I can’t remember the last time I had coffee at this hour, almost 11PM. Grabbed a cup at Jollibee on my way home. Need the caffeine boost to finish a presentation for tomorrow’s sales conference. But I’m not complaining. I’m all-smiles, in fact 🙂 It was a fun evening interacting with the folks at Beng’s group. Spoke to them about “new media” and blogging. I sure hope some of them will give blogging a shot 😉 The blog evangelism continues!

I missed two days of my 30-day blog marathon. Hay. My internet connection was down yesterday, and so I couldn’t post. I know, I could have written something offline and then copy-pasted as soon as I could. But I didn’t, and I feel such a loser… The challenge continues though; the setbacks notwithstanding. This dude ain’t givin’ up just yet.

Monday is a holiday. Woohoo! Looking forward to sleeping in and catching up on some reading and DVD viewing. Monday will be hermit mode, the calm before the storm that is Tuesday with all its meetings.

Coffee’s half-done. I think I feel its perk-up effects. Awryt, it’s psychological, I know; caffeine takes effect three hours after intake. Or so they say. But I’ll settle for psychological caffeine boost for now. Off to the presentation… ‘Night, y’all!

presence of mind

The most important thing to keep during an emergency is presence of mind, they tell you.

We were wrapping up a day’s work at the office today when the fire alarm went off. The shrill ringing sent everyone scurrying to the exits. Several of us men went to check whether there was an actual fire.

It turned out to be a false alarm.

I thought of our bookstore customers on the second floor and decided to go on the PA system to assure them there was nothing to worry about. After a co-worker had turned the PA system on, I spoke on the mic with nary a thought, adrenaline level still elevated…

“Good afternoon to our bookstore customers, we would like to apologize for the false alarm… of our fire… alarm.”

What?! Off mic. Laughter erupted around me! Fiery laughter, more shrill than the fire alarm.

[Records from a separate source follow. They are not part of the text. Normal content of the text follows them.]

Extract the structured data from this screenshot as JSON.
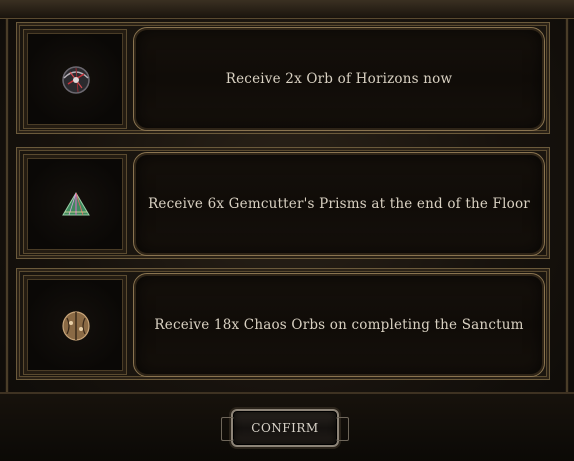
{
  "options": [
    {
      "icon": "orb-of-horizons-icon",
      "text": "Receive 2x Orb of Horizons now"
    },
    {
      "icon": "gemcutters-prism-icon",
      "text": "Receive 6x Gemcutter's Prisms at the end of the Floor"
    },
    {
      "icon": "chaos-orb-icon",
      "text": "Receive 18x Chaos Orbs on completing the Sanctum"
    }
  ],
  "confirm_label": "CONFIRM",
  "colors": {
    "frame_gold": "#8a7450",
    "text": "#d9d1c2",
    "panel_dark": "#100c08"
  }
}
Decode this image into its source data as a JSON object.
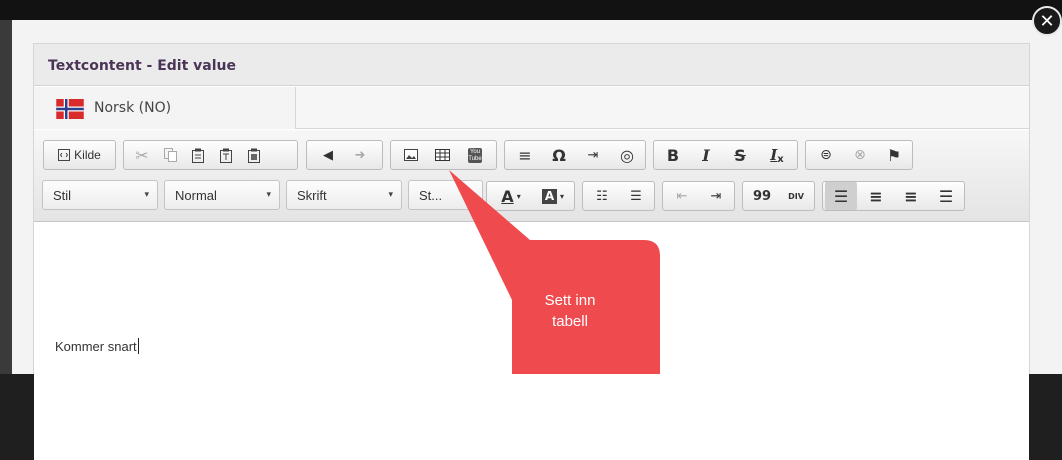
{
  "dialog": {
    "title": "Textcontent - Edit value",
    "close_symbol": "✕"
  },
  "language_tab": {
    "label": "Norsk (NO)",
    "flag_icon": "norway-flag-icon"
  },
  "toolbar": {
    "source_button_label": "Kilde",
    "row1_icons": [
      "source-icon",
      "cut-icon",
      "copy-icon",
      "paste-icon",
      "paste-text-icon",
      "paste-word-icon",
      "undo-icon",
      "redo-icon",
      "image-icon",
      "table-icon",
      "youtube-icon",
      "horizontal-line-icon",
      "special-char-icon",
      "indent-icon",
      "globe-icon",
      "bold-icon",
      "italic-icon",
      "strikethrough-icon",
      "remove-format-icon",
      "link-icon",
      "unlink-icon",
      "anchor-flag-icon"
    ],
    "row1_glyphs": {
      "bold": "B",
      "italic": "I",
      "strike": "S",
      "clear": "I",
      "omega": "Ω",
      "youtube": "You Tube",
      "div": "DIV"
    },
    "combos": [
      {
        "label": "Stil"
      },
      {
        "label": "Normal"
      },
      {
        "label": "Skrift"
      },
      {
        "label": "St..."
      }
    ],
    "combo_arrow": "▾",
    "row2_glyphs": {
      "text_color": "A",
      "bg_color": "A",
      "quote": "99"
    },
    "row2_icons": [
      "text-color-icon",
      "background-color-icon",
      "numbered-list-icon",
      "bullet-list-icon",
      "decrease-indent-icon",
      "increase-indent-icon",
      "blockquote-icon",
      "div-container-icon",
      "align-left-icon",
      "align-center-icon",
      "align-right-icon",
      "justify-icon"
    ]
  },
  "editor": {
    "content": "Kommer snart"
  },
  "tooltip": {
    "text_line1": "Sett inn",
    "text_line2": "tabell",
    "color": "#ef4b4f"
  },
  "colors": {
    "title": "#4a3556",
    "callout": "#ef4b4f",
    "flag_red": "#d92b2b",
    "flag_blue": "#2b3f8f"
  }
}
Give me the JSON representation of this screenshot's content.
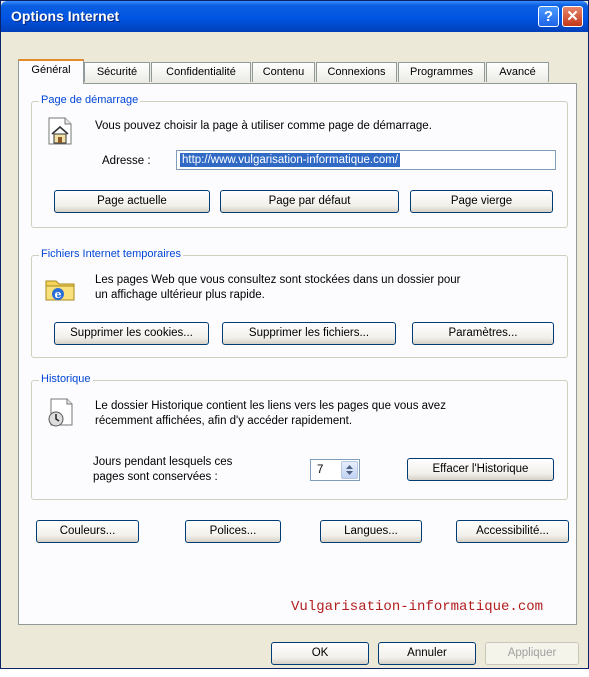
{
  "window": {
    "title": "Options Internet",
    "help_glyph": "?",
    "close_glyph": "✕"
  },
  "tabs": [
    {
      "label": "Général",
      "active": true
    },
    {
      "label": "Sécurité",
      "active": false
    },
    {
      "label": "Confidentialité",
      "active": false
    },
    {
      "label": "Contenu",
      "active": false
    },
    {
      "label": "Connexions",
      "active": false
    },
    {
      "label": "Programmes",
      "active": false
    },
    {
      "label": "Avancé",
      "active": false
    }
  ],
  "home_page": {
    "legend": "Page de démarrage",
    "icon": "house-page-icon",
    "description": "Vous pouvez choisir la page à utiliser comme page de démarrage.",
    "address_label": "Adresse :",
    "address_value": "http://www.vulgarisation-informatique.com/",
    "buttons": {
      "current": "Page actuelle",
      "default": "Page par défaut",
      "blank": "Page vierge"
    }
  },
  "temp_files": {
    "legend": "Fichiers Internet temporaires",
    "icon": "folder-ie-icon",
    "description_line1": "Les pages Web que vous consultez sont stockées dans un dossier pour",
    "description_line2": "un affichage ultérieur plus rapide.",
    "buttons": {
      "delete_cookies": "Supprimer les cookies...",
      "delete_files": "Supprimer les fichiers...",
      "settings": "Paramètres..."
    }
  },
  "history": {
    "legend": "Historique",
    "icon": "history-page-icon",
    "description_line1": "Le dossier Historique contient les liens vers les pages que vous avez",
    "description_line2": "récemment affichées, afin d'y accéder rapidement.",
    "days_label_line1": "Jours pendant lesquels ces",
    "days_label_line2": "pages sont conservées :",
    "days_value": "7",
    "clear_button": "Effacer l'Historique"
  },
  "bottom_buttons": {
    "colors": "Couleurs...",
    "fonts": "Polices...",
    "languages": "Langues...",
    "accessibility": "Accessibilité..."
  },
  "watermark": "Vulgarisation-informatique.com",
  "dialog_buttons": {
    "ok": "OK",
    "cancel": "Annuler",
    "apply": "Appliquer"
  },
  "colors": {
    "titlebar": "#0054e3",
    "legend_text": "#0046d5",
    "selection": "#316ac5",
    "watermark": "#b21e1e",
    "active_tab_accent": "#e68b2c"
  }
}
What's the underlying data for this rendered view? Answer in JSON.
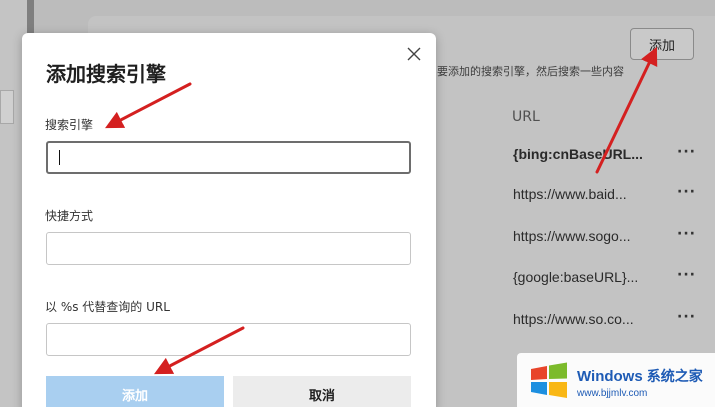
{
  "background": {
    "add_button": "添加",
    "hint_text": "要添加的搜索引擎，然后搜索一些内容",
    "url_header": "URL",
    "url_rows": [
      {
        "text": "{bing:cnBaseURL...",
        "bold": true
      },
      {
        "text": "https://www.baid...",
        "bold": false
      },
      {
        "text": "https://www.sogo...",
        "bold": false
      },
      {
        "text": "{google:baseURL}...",
        "bold": false
      },
      {
        "text": "https://www.so.co...",
        "bold": false
      }
    ],
    "more_label": "···"
  },
  "dialog": {
    "title": "添加搜索引擎",
    "fields": {
      "search_engine": {
        "label": "搜索引擎",
        "value": ""
      },
      "shortcut": {
        "label": "快捷方式",
        "value": ""
      },
      "url": {
        "label": "以 %s 代替查询的 URL",
        "value": ""
      }
    },
    "add_button": "添加",
    "cancel_button": "取消"
  },
  "watermark": {
    "brand": "Windows",
    "brand_cn": "系统之家",
    "url": "www.bjjmlv.com"
  },
  "colors": {
    "arrow": "#d42020",
    "primary_disabled": "#a9cff0",
    "overlay": "#bcbcbc"
  }
}
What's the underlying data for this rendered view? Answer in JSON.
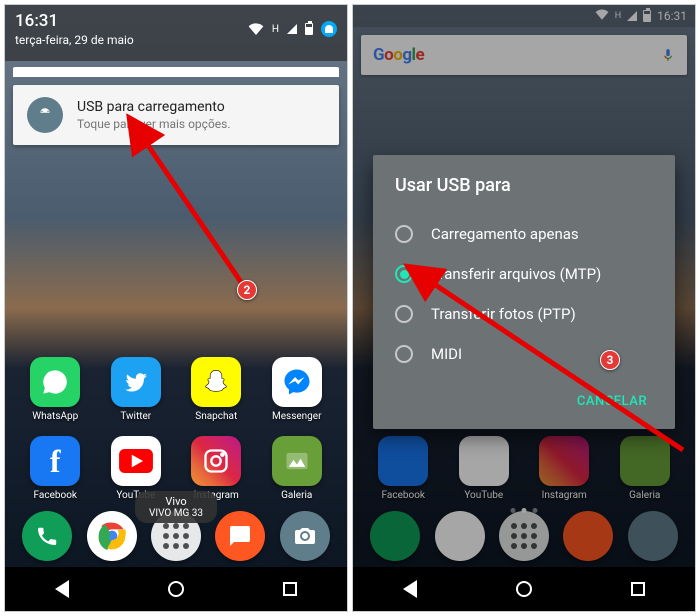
{
  "status": {
    "time": "16:31",
    "date": "terça-feira, 29 de maio",
    "network_indicator": "H"
  },
  "notification": {
    "title": "USB para carregamento",
    "subtitle": "Toque para ver mais opções."
  },
  "search": {
    "logo": "Google"
  },
  "apps_row1": [
    {
      "label": "WhatsApp"
    },
    {
      "label": "Twitter"
    },
    {
      "label": "Snapchat"
    },
    {
      "label": "Messenger"
    }
  ],
  "apps_row2": [
    {
      "label": "Facebook"
    },
    {
      "label": "YouTube"
    },
    {
      "label": "Instagram"
    },
    {
      "label": "Galeria"
    }
  ],
  "carrier": {
    "line1": "Vivo",
    "line2": "VIVO MG 33"
  },
  "dialog": {
    "title": "Usar USB para",
    "options": [
      {
        "label": "Carregamento apenas",
        "selected": false
      },
      {
        "label": "Transferir arquivos (MTP)",
        "selected": true
      },
      {
        "label": "Transferir fotos (PTP)",
        "selected": false
      },
      {
        "label": "MIDI",
        "selected": false
      }
    ],
    "cancel": "CANCELAR"
  },
  "annotations": {
    "badge_left": "2",
    "badge_right": "3"
  }
}
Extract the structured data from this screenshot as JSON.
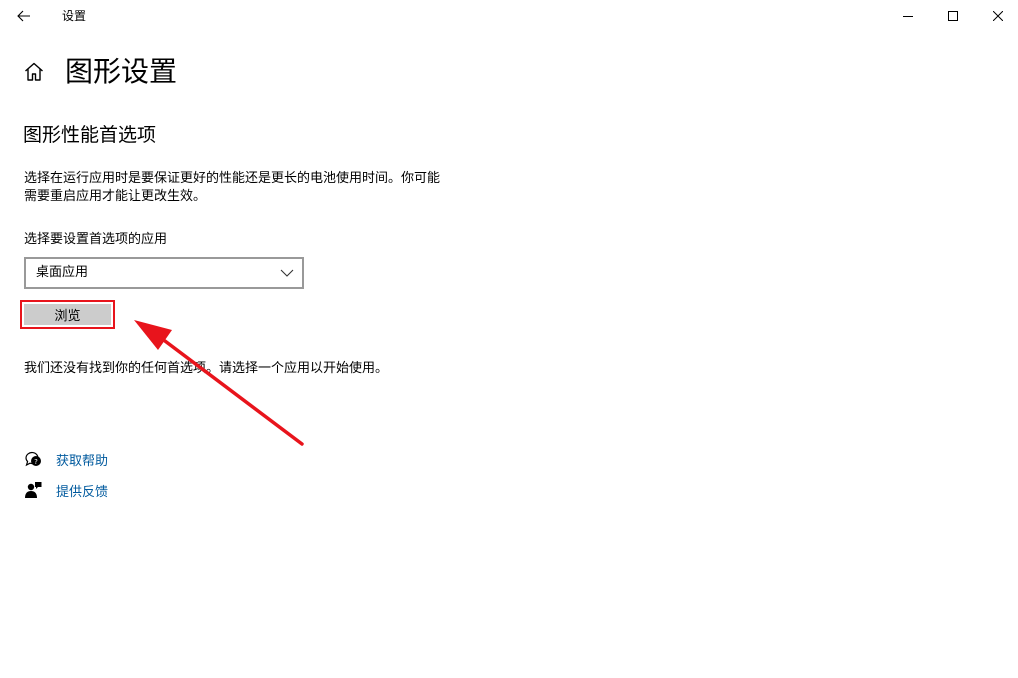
{
  "window": {
    "title": "设置",
    "back_icon": "back-arrow-icon",
    "controls": [
      "minimize-icon",
      "maximize-icon",
      "close-icon"
    ]
  },
  "page": {
    "title": "图形设置",
    "home_icon": "home-icon"
  },
  "section": {
    "title": "图形性能首选项",
    "description_line1": "选择在运行应用时是要保证更好的性能还是更长的电池使用时间。你可能",
    "description_line2": "需要重启应用才能让更改生效。"
  },
  "app_selector": {
    "label": "选择要设置首选项的应用",
    "value": "桌面应用"
  },
  "browse_button": {
    "label": "浏览"
  },
  "empty_message": "我们还没有找到你的任何首选项。请选择一个应用以开始使用。",
  "links": {
    "help": "获取帮助",
    "feedback": "提供反馈"
  },
  "colors": {
    "link": "#005a9e",
    "button_bg": "#cccccc",
    "annotation_red": "#e8141c",
    "select_border": "#999999"
  }
}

And so, today I learn that the most important thing to keep when you disclaim an emergency is also presence of mind. And that laughter is always the best way to end a long work day. Even if it’s at your expense 🙂